Despite the last place finish, the Wolfs’ careers continued their ascendancy and they got themselves Knee-Deep in the Hoopla when they moved to the United States. Peter Wolf wrote the music, produced, and played keyboards on legendary firecracker Grace Slick’s fourth and final solo album “Software.” After doing work on Slick and Jefferson Starship’s final album, he also co-wrote Starship’s smash hit “We Built This City” with Bernie Taupin, which hit Number 1 in the United States but is these days routinely on several publications’ “Worst of…” lists, for Slick’s mistaking “mambo” for “mamba”, her odd pronunciation of “corporation games,” the corny traffic report customized for each U.S. city depending where it was played on the radio, and for the all-round overproduced slickness of it.
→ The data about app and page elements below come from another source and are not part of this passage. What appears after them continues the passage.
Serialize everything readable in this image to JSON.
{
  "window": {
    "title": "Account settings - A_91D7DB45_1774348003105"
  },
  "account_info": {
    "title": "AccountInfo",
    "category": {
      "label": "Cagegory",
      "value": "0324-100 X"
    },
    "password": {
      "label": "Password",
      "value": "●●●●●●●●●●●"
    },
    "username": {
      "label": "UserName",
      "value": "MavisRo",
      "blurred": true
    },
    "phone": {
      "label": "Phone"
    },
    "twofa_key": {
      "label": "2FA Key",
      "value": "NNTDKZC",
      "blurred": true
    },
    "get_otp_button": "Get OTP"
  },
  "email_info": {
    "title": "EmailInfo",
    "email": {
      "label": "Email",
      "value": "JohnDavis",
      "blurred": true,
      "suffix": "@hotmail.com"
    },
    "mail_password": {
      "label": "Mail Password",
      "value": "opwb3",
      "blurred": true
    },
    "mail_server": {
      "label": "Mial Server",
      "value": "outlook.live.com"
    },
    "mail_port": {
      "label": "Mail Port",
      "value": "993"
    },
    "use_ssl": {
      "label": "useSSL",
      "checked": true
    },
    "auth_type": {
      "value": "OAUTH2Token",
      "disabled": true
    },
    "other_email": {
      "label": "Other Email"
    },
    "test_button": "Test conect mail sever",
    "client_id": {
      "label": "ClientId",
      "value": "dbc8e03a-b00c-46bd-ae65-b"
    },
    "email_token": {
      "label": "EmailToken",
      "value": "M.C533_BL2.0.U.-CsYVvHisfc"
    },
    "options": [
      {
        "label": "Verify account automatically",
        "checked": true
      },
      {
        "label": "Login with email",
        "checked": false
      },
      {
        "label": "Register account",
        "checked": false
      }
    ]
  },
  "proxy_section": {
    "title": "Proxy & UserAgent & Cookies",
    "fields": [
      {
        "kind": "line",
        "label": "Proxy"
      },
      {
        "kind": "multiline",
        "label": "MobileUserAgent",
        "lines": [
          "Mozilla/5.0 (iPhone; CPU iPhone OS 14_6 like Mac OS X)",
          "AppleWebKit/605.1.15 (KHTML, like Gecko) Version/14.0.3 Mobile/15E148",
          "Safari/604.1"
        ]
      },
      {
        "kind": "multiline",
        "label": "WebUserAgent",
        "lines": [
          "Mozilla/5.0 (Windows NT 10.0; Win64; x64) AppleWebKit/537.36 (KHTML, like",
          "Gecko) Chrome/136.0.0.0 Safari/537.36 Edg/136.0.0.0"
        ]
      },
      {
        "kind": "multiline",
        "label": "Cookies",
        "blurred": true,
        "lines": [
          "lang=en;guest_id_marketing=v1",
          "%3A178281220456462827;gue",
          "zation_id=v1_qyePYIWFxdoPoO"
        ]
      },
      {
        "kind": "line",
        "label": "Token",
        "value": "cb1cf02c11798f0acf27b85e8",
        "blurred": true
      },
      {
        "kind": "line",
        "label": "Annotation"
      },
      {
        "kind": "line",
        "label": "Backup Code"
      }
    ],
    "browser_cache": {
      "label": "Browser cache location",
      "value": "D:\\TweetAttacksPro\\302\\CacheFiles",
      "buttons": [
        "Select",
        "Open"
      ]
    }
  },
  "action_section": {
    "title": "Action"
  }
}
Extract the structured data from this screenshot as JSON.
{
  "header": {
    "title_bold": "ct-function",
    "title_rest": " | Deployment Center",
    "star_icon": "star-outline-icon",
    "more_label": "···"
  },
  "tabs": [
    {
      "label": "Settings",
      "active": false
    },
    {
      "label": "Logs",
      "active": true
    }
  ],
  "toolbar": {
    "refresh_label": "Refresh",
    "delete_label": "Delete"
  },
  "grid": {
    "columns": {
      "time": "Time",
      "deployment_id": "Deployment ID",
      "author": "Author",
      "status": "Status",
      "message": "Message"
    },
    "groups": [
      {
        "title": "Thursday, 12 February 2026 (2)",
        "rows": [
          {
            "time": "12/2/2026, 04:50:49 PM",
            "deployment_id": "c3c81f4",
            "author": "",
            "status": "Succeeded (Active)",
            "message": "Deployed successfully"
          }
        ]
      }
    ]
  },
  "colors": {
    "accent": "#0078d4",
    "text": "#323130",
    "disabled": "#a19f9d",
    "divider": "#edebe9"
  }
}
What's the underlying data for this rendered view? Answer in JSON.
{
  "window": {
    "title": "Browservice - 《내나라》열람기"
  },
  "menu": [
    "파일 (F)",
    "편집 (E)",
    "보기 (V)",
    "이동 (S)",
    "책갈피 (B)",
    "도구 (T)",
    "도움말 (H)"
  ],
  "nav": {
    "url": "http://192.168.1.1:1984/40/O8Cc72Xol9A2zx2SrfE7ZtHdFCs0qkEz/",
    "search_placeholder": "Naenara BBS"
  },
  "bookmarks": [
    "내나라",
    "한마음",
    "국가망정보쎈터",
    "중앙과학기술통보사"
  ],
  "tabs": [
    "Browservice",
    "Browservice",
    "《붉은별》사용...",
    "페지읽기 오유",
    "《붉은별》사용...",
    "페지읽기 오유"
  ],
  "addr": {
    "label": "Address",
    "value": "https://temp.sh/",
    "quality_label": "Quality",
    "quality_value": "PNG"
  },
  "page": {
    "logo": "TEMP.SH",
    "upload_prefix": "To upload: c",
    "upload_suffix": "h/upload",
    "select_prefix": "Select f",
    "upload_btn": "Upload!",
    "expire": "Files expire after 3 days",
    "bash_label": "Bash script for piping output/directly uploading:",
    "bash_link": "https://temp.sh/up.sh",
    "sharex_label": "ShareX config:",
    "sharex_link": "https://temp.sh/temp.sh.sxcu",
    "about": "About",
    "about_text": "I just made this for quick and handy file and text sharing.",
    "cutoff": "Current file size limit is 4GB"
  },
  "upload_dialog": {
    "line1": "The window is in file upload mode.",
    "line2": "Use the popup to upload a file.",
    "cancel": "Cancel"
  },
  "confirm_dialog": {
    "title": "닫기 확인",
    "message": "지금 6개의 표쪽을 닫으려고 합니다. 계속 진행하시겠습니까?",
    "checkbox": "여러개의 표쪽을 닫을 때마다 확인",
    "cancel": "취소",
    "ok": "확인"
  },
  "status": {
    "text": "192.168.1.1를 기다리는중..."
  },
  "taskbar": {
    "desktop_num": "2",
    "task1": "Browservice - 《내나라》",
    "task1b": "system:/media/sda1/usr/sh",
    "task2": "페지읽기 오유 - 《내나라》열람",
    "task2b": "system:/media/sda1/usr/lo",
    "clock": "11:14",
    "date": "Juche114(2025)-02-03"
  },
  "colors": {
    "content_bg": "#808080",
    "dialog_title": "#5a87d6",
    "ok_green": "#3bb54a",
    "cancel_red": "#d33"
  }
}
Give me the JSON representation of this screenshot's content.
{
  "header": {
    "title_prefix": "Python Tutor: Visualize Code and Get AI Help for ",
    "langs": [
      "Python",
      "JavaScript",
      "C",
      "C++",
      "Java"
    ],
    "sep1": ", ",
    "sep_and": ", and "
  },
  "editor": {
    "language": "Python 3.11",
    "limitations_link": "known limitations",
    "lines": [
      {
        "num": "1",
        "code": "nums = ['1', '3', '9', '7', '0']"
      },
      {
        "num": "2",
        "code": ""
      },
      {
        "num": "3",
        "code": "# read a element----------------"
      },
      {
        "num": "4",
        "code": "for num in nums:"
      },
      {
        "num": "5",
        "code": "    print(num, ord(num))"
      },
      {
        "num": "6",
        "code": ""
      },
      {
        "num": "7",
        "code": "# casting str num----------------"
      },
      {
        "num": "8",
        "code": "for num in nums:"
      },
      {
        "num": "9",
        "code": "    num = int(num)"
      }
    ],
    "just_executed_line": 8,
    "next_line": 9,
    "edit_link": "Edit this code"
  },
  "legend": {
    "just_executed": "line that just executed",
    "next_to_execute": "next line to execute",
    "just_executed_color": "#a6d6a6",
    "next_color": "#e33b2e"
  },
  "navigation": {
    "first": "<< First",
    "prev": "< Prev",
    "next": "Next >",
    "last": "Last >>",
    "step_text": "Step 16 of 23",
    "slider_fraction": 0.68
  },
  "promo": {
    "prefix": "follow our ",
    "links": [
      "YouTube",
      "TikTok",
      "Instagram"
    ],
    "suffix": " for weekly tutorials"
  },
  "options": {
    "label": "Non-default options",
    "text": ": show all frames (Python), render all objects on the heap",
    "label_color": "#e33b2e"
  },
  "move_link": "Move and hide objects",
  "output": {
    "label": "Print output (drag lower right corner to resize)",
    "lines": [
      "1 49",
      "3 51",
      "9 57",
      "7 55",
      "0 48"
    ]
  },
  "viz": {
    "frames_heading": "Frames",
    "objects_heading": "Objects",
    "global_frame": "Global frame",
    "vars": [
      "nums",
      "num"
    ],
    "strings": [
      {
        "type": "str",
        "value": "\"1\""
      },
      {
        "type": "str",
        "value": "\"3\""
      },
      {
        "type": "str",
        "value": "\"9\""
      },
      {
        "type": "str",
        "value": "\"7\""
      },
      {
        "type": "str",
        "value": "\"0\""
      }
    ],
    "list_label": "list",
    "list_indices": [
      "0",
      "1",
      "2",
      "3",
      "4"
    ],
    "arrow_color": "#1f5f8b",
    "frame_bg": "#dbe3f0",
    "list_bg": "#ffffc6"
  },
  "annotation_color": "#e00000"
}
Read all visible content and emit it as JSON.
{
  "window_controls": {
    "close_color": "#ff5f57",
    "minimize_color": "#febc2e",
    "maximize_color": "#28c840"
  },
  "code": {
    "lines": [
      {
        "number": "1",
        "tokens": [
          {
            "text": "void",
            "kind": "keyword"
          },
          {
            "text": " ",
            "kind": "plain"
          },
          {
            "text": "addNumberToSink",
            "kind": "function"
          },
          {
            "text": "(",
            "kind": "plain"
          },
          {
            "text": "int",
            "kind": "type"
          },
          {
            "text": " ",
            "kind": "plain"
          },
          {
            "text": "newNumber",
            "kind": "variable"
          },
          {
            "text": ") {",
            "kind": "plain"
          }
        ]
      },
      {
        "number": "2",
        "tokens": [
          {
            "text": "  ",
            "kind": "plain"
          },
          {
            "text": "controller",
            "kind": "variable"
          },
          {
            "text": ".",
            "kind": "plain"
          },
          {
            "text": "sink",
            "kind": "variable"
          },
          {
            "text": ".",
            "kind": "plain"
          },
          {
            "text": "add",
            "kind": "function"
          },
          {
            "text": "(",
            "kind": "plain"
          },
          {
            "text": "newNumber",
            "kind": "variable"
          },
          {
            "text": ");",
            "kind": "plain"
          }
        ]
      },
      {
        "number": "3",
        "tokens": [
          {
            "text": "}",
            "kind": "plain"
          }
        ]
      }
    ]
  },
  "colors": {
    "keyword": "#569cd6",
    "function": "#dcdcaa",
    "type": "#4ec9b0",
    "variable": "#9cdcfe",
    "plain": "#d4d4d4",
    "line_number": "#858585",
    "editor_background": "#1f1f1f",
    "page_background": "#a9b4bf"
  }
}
However, this was not Wolf’s only Number 1 with Starship, and he got Simon involved in the writing process for the second of Starship’s three Billboard Hot 100 Number 1 singles: “Sara.” (A side note: Starship’s third Billboard Number 1 also has a Eurovision connection, which will be covered shortly.)
A somber ballad, with lyrics by Simon and music by Wolf, it told of a relationship on its last legs between two very different yet passionate people. “I’ll never find another girl like you, for happy endings it takes two, we’re fire and ice, the dream won’t come true” sang Starship’s other vocalist, Mickey Thomas. It was also a sign of the Wolfs’ marriage in trouble, as they divorced shortly afterwards.
The other Billboard charting singles to Wolf’s credit from this era are Patti Labelle’s Number 1 “On My Own,” Wang Chung’s Number 2 “Everybody Have Fun Tonight,” and Laura Branigan’s self-titled sixth album (more on her Eurovision connection other than Wolf at a later date). For his work in music, he was awarded the Austrian Cross of Honor for Science and Art in 2002 by the Austrian government. Other joint works by Wolf and Simon include work with The Pointer Sisters, Nik Kershaw, Chicago, and Lou Gramm.
The Wolfs, while still married, also released two albums of their own work under the name Wolf & Wolf, 1982’s “Culture Shocked” and 1984’s “Wolf & Wolf.”
After the Northridge earthquake of 1994, Simon left Los Angeles with her two children and returned to Austria, where she started her own jazz project. She also continued her career as a songwriter, penning songs for Modern Talking’s Thomas Anders, and Joana Zimmer, among others.
So the next time you’re watching Top Gun or playing beach volleyball with copious amounts of baby oil, remind your wingmen of the Eurovision pedigree in that very American of films. And additionally, last in Eurovision does not mean last in life, as the careers of Christina Simon and Peter Wolf are arguably the most impressive of the artists on stage that night in Jerusalem in 1979.
How much do #YOU love Top Gun’s volleyball scene? Is Christina Simon’s last place finish a fair placing, or do #YOU believe it was unfairly cast aside? Share your thoughts with us in our forum, below in the comments, or on social media.
Eurovision 1982: The National Selection Entry That Ended Up 10,000 Miles Above Los Angeles – escYOUnited
July 23, 2022 at 08:38
[…] more about the other Eurovision connection, we have covered Austria’s Eurovision 1979 entrant Christina Simon before, as well as done a primer on “We Built This City” […]
March 12, 2019 at 18:25
What a great editorial! Thank you!